XeTex is completely new to me. Is there somewhere I can quickly get up to speed on how to use that in a Scrivner Multi l-markdown LaTex workflow kind of away?

Thnx.

It actually would not be all that different from what you are already doing. In fact, if you have installed the full MacTeX distribution, you already have XeTeX, and should be able to select it from the engine pull-down in TeXShop’s editor toolbar, or at the least just run pdfxetex (I believe that’s correct, I can’t confirm at the moment) from the command line in the same way you’d use pdflatex. So really, from the Scrivener angle, it is likely nothing would change. You just choose .tex output, the rest is up to you. One other nice thing about XeTeX is that you can use of modern fonts for typesettings—meaning just about anything your Mac can use.
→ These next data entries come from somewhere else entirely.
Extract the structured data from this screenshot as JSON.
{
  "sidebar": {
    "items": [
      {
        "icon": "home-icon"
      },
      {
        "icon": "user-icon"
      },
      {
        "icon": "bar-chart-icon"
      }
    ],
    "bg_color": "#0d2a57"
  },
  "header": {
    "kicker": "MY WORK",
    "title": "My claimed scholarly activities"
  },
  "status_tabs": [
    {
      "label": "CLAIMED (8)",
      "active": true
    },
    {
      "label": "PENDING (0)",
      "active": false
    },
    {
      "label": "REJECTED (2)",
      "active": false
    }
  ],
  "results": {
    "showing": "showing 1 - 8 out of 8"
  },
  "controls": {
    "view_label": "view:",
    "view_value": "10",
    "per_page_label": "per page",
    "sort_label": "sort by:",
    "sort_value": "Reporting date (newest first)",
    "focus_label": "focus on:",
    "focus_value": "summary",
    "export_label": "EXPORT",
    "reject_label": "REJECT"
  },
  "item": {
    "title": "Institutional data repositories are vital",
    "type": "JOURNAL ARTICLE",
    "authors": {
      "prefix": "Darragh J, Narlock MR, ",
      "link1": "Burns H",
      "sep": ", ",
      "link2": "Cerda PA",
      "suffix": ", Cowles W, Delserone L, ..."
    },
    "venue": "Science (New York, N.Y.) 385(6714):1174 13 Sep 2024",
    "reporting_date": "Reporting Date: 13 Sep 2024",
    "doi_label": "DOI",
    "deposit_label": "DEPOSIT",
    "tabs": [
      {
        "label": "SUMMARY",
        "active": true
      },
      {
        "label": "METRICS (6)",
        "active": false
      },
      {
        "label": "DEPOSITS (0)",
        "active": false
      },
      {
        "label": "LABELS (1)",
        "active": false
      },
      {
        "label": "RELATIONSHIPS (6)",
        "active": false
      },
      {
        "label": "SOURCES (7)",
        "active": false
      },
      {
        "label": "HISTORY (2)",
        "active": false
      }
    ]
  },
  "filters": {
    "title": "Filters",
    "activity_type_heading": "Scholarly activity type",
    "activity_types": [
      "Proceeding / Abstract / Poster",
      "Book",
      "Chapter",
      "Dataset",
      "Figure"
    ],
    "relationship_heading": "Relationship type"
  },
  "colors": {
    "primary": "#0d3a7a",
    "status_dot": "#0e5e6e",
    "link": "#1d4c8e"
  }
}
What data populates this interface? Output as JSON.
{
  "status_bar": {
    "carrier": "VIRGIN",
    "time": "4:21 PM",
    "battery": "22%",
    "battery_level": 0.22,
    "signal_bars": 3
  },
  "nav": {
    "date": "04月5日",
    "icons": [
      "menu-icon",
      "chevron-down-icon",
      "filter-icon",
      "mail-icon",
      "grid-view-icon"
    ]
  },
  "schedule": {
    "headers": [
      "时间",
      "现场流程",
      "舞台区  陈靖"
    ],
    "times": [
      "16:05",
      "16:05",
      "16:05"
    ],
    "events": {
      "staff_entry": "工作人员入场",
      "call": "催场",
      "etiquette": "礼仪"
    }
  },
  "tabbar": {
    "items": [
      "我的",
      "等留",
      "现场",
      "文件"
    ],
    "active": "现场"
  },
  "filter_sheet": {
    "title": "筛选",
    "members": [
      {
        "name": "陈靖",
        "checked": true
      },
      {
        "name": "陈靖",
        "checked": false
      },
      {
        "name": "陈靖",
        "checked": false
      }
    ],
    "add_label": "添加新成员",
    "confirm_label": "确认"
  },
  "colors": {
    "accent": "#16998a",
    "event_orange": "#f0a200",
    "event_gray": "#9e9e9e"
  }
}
And, if XeTeX does not work, you could consider the Replacements table pane in the compile settings. Just have it replace the unicode arrows you are currently using, with the embedded code.

The bonus here is that your text looks the way you want, there is only one thing to change (adding this new Replacement), and it can be tinkered with or even eliminated at any time without Project Replace.

  • asotir

Xetex is a good way forward. I’ve been using it for years to get Mac fonts in my documents.

The main things I had to change in TexShop preferences:

Typesetting tab: The Default command is set to Command listed below, which is XeLaTeX.

In the Misc tab: The personal script Tex Program is set to xetex. The Latex Program is set to xelatex.

Then, I think the only thing you need to do in the MMD support tex files is specify the fonts, using the fontspec package. I use:

\usepackage{fontspec} \setmainfont[Ligatures=TeX]{Optima} \setromanfont[Ligatures=TeX]{Optima} \setmonofont{Courier}

The extra Ligatures parameter ensures that en dashes come out properly (MMD converts en dashes to double hyphens which LaTeX then converts to en dashes: but XeLaTeX doesn’t do the second conversion – why would it – so the Ligatures makes sure it does).

You can either add that fontspec definition to mmd-memoir-packages.tex, or create a new file (e.g. mmd-xelatex-fonts.tex) and call it with an \input command.

Thanks, AmberV, asotir and MrGruff.

I’ll give that a go …